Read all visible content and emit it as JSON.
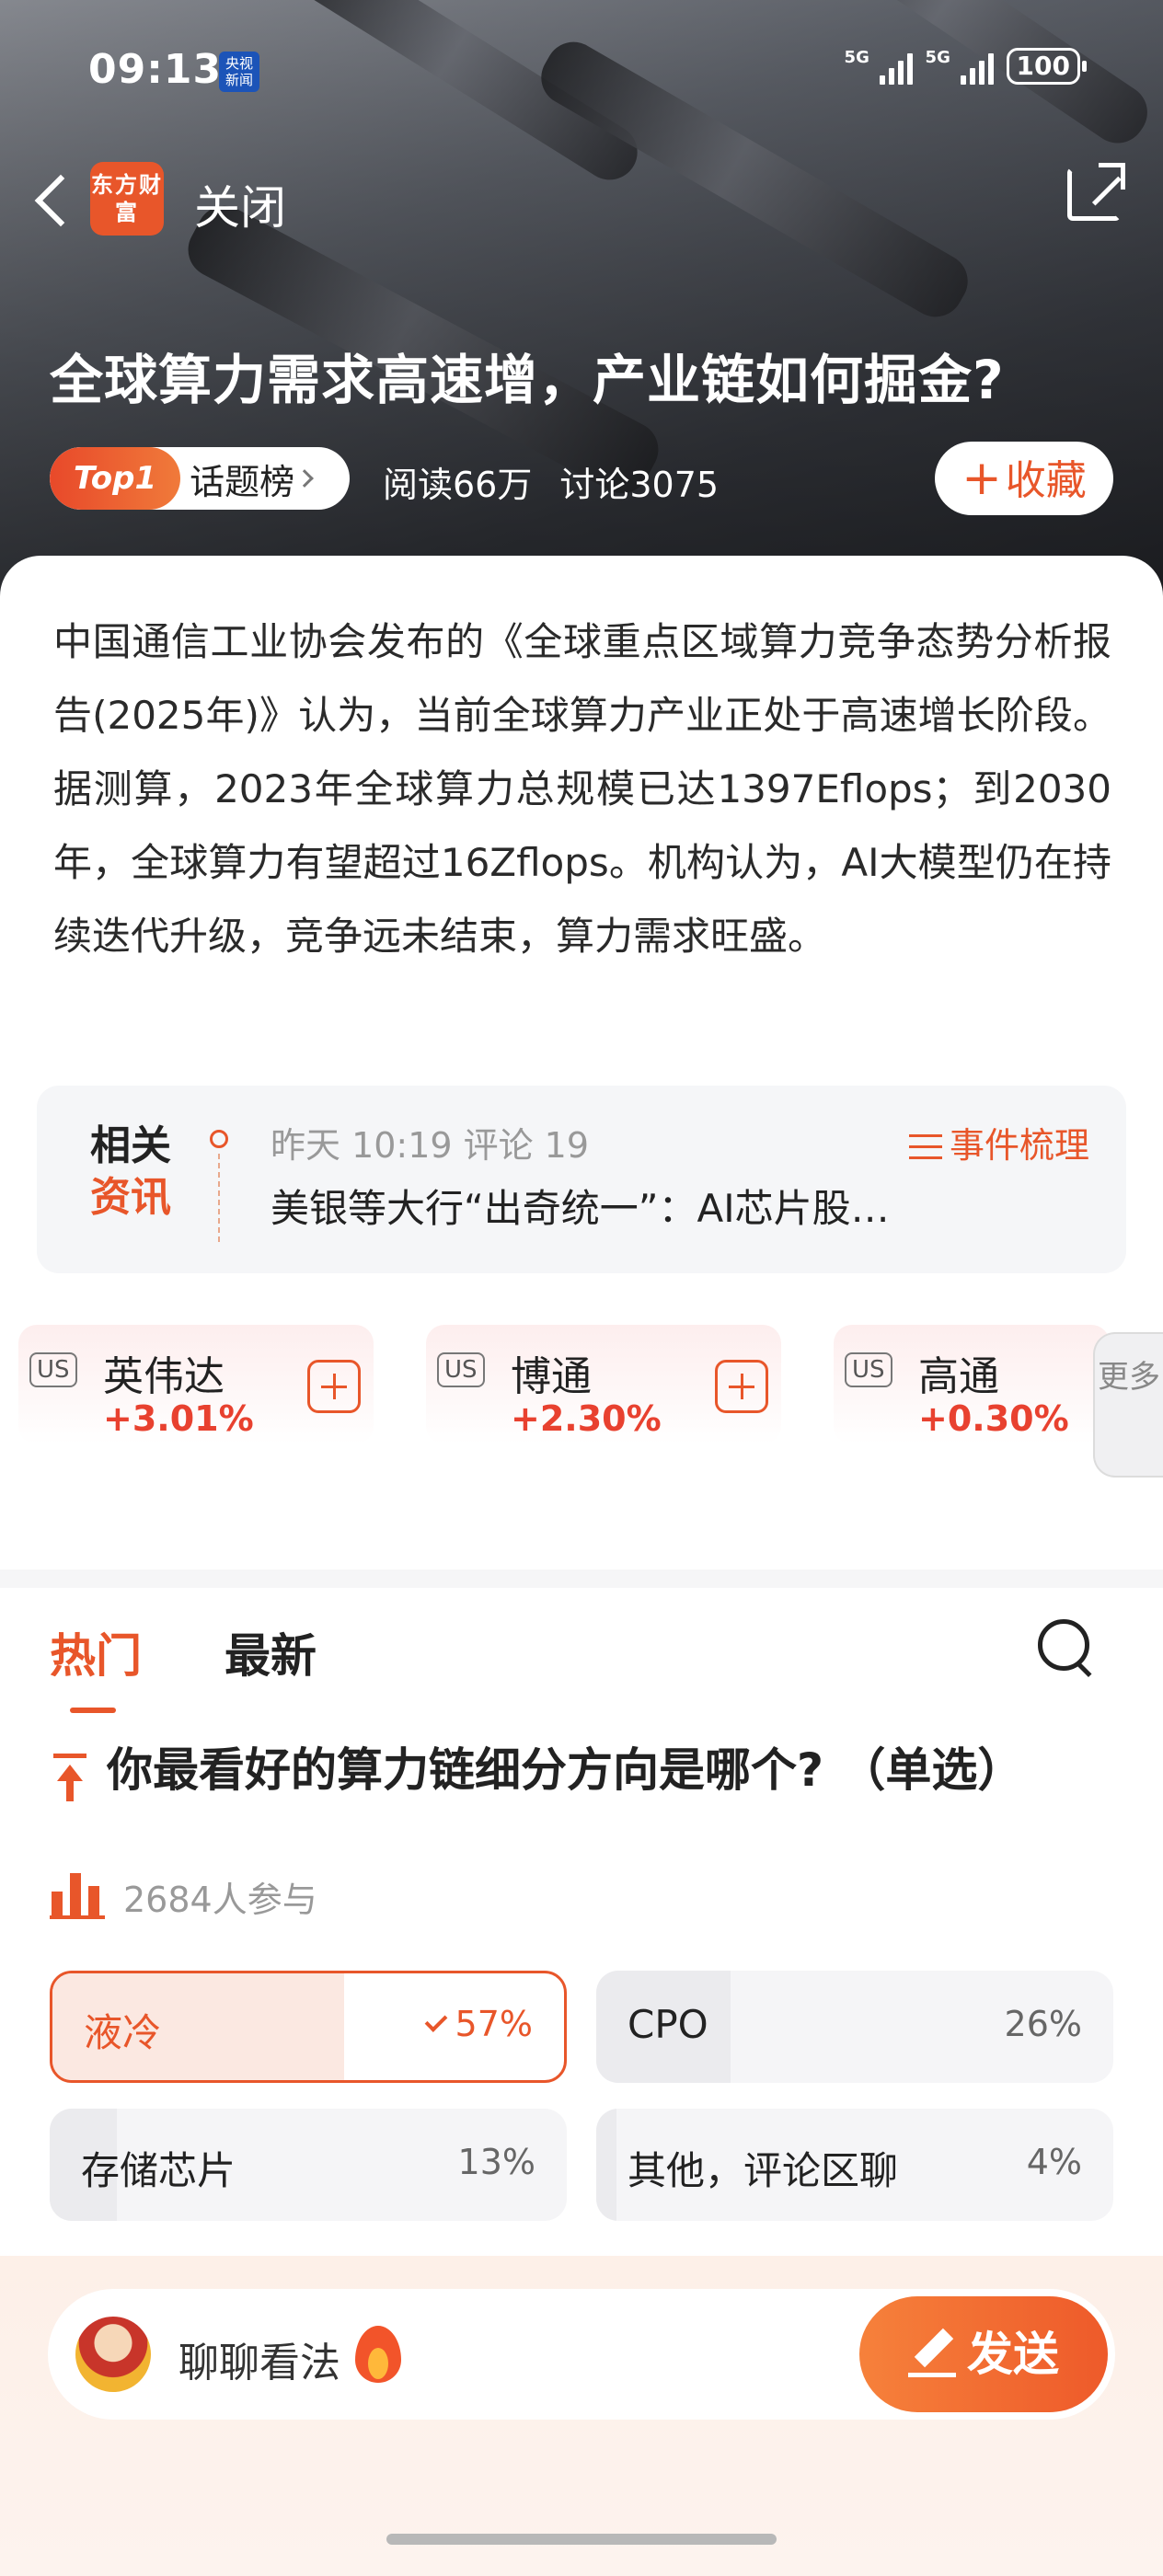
{
  "status_bar": {
    "time": "09:13",
    "cctv_badge": "央视新闻",
    "signal1": "5G",
    "signal2": "5G",
    "battery": "100"
  },
  "nav": {
    "logo_text": "东方财富",
    "close_label": "关闭"
  },
  "topic": {
    "title": "全球算力需求高速增，产业链如何掘金?",
    "rank_badge": "Top1",
    "rank_label": "话题榜",
    "reads": "阅读66万",
    "discussions": "讨论3075",
    "favorite_label": "收藏",
    "description": "中国通信工业协会发布的《全球重点区域算力竞争态势分析报告(2025年)》认为，当前全球算力产业正处于高速增长阶段。据测算，2023年全球算力总规模已达1397Eflops；到2030年，全球算力有望超过16Zflops。机构认为，AI大模型仍在持续迭代升级，竞争远未结束，算力需求旺盛。"
  },
  "related": {
    "badge_line1": "相关",
    "badge_line2": "资讯",
    "time": "昨天 10:19",
    "comments": "评论 19",
    "events_label": "事件梳理",
    "headline": "美银等大行“出奇统一”：AI芯片股…"
  },
  "stocks": [
    {
      "market": "US",
      "name": "英伟达",
      "change": "+3.01%"
    },
    {
      "market": "US",
      "name": "博通",
      "change": "+2.30%"
    },
    {
      "market": "US",
      "name": "高通",
      "change": "+0.30%"
    }
  ],
  "more_label": "更多",
  "tabs": {
    "hot": "热门",
    "latest": "最新"
  },
  "poll": {
    "question": "你最看好的算力链细分方向是哪个? （单选）",
    "participants": "2684人参与",
    "options": [
      {
        "label": "液冷",
        "percent": "57%",
        "share": 0.57,
        "selected": true
      },
      {
        "label": "CPO",
        "percent": "26%",
        "share": 0.26,
        "selected": false
      },
      {
        "label": "存储芯片",
        "percent": "13%",
        "share": 0.13,
        "selected": false
      },
      {
        "label": "其他，评论区聊",
        "percent": "4%",
        "share": 0.04,
        "selected": false
      }
    ]
  },
  "composer": {
    "placeholder": "聊聊看法",
    "send_label": "发送"
  },
  "colors": {
    "accent": "#e8562a",
    "rise": "#e8412f"
  }
}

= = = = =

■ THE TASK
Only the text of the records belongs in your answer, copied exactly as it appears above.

■ THE ANSWER
Read all visible content and emit it as JSON.
{
  "status_bar": {
    "time": "09:13",
    "cctv_badge": "央视新闻",
    "signal1": "5G",
    "signal2": "5G",
    "battery": "100"
  },
  "nav": {
    "logo_text": "东方财富",
    "close_label": "关闭"
  },
  "topic": {
    "title": "全球算力需求高速增，产业链如何掘金?",
    "rank_badge": "Top1",
    "rank_label": "话题榜",
    "reads": "阅读66万",
    "discussions": "讨论3075",
    "favorite_label": "收藏",
    "description": "中国通信工业协会发布的《全球重点区域算力竞争态势分析报告(2025年)》认为，当前全球算力产业正处于高速增长阶段。据测算，2023年全球算力总规模已达1397Eflops；到2030年，全球算力有望超过16Zflops。机构认为，AI大模型仍在持续迭代升级，竞争远未结束，算力需求旺盛。"
  },
  "related": {
    "badge_line1": "相关",
    "badge_line2": "资讯",
    "time": "昨天 10:19",
    "comments": "评论 19",
    "events_label": "事件梳理",
    "headline": "美银等大行“出奇统一”：AI芯片股…"
  },
  "stocks": [
    {
      "market": "US",
      "name": "英伟达",
      "change": "+3.01%"
    },
    {
      "market": "US",
      "name": "博通",
      "change": "+2.30%"
    },
    {
      "market": "US",
      "name": "高通",
      "change": "+0.30%"
    }
  ],
  "more_label": "更多",
  "tabs": {
    "hot": "热门",
    "latest": "最新"
  },
  "poll": {
    "question": "你最看好的算力链细分方向是哪个? （单选）",
    "participants": "2684人参与",
    "options": [
      {
        "label": "液冷",
        "percent": "57%",
        "share": 0.57,
        "selected": true
      },
      {
        "label": "CPO",
        "percent": "26%",
        "share": 0.26,
        "selected": false
      },
      {
        "label": "存储芯片",
        "percent": "13%",
        "share": 0.13,
        "selected": false
      },
      {
        "label": "其他，评论区聊",
        "percent": "4%",
        "share": 0.04,
        "selected": false
      }
    ]
  },
  "composer": {
    "placeholder": "聊聊看法",
    "send_label": "发送"
  },
  "colors": {
    "accent": "#e8562a",
    "rise": "#e8412f"
  }
}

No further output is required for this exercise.